This interpretation is supported by knowledge that when section 340.9 was passed the Legislature knew how to enact statutes relating to the Northridge earthquake which also applied to aftershocks of that earthquake and subsequent earthquakes. Revenue and Taxation Code section 17207, subdivision (a)(15), originally enacted as subdivision (a)(13) in 1996 states: “(a) An excess disaster loss, as defined in subdivision (c), shall be carried to other taxable years as provided in subdivision (b), with respect to losses resulting from any of the following disasters: [¶] ․ [¶] (15) Any loss sustained as a result of the earthquake, aftershocks, or any other related casualty that occurred in the Counties of Los Angeles, Orange, and Ventura on or after January 17, 1994.” Insurance Code section 10089.70, originally enacted in 1995 and amended in 1996, states: “The department shall establish a program for the mediation of the disputes between insured complainants and insurers arising out of the Northridge earthquake of 1994 or any subsequent earthquake․”

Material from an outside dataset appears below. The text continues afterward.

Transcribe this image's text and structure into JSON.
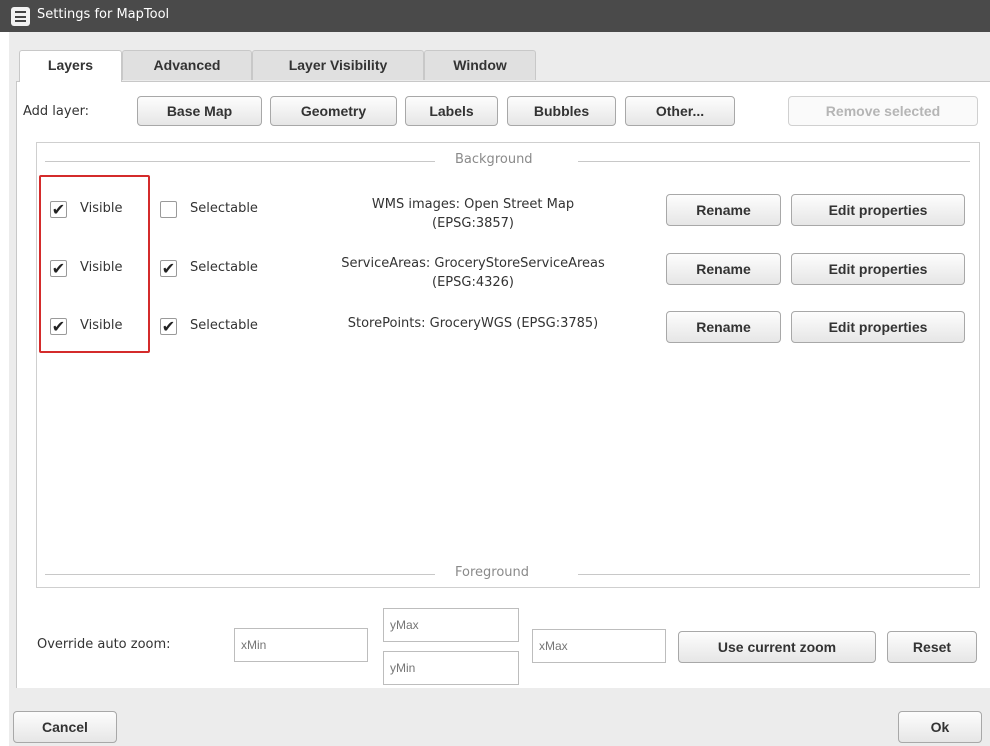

We conclude that section 340.9 does not apply to revive appellant's claims.
The judgment is affirmed. Costs are awarded to respondent.
1. The fraud claim was not submitted to the jury and no issue is raised on appeal relating to this cause of action.
2. Neufeld v. Balboa Ins. Co. (2000) 84 Cal.App.4th 759, 101 Cal.Rptr.2d 151, cited by appellant in her reply brief follows the logic of Spray, Gould and also concludes that in an appropriate case an estoppel for failure to cite the one-year statute may be appropriate.
3. For this reason, the recent Supreme Court case of Vu v. Prudential Property & Casualty Ins. Co. (2001) 26 Cal.4th 1142, 113 Cal.Rptr.2d 70, 33 P.3d 487, is not applicable.
4. I.e., the issues of causation, inconsistent special verdict findings regarding breach of contract and negligence, failure to instruct on intentional infliction of emotional distress, instructing on bad faith, various evidentiary issues not previously discussed, appellant's claim that the damages awarded are inadequate, and her challenge to the cost award.
5. All further references will be to the Code of Civil Procedure unless otherwise noted.
6. Interpreting this section in connection with follow-up claims resulting from aftershocks of the Northridge earthquake where the insured was covered for and suffered damage from the Northridge earthquake may present a different situation from that presented here. But appellant was not covered when the Northridge earthquake struck and her claims do not arise from that event.
We concur: CHARLES S. VOGEL, P.J., and CURRY, J.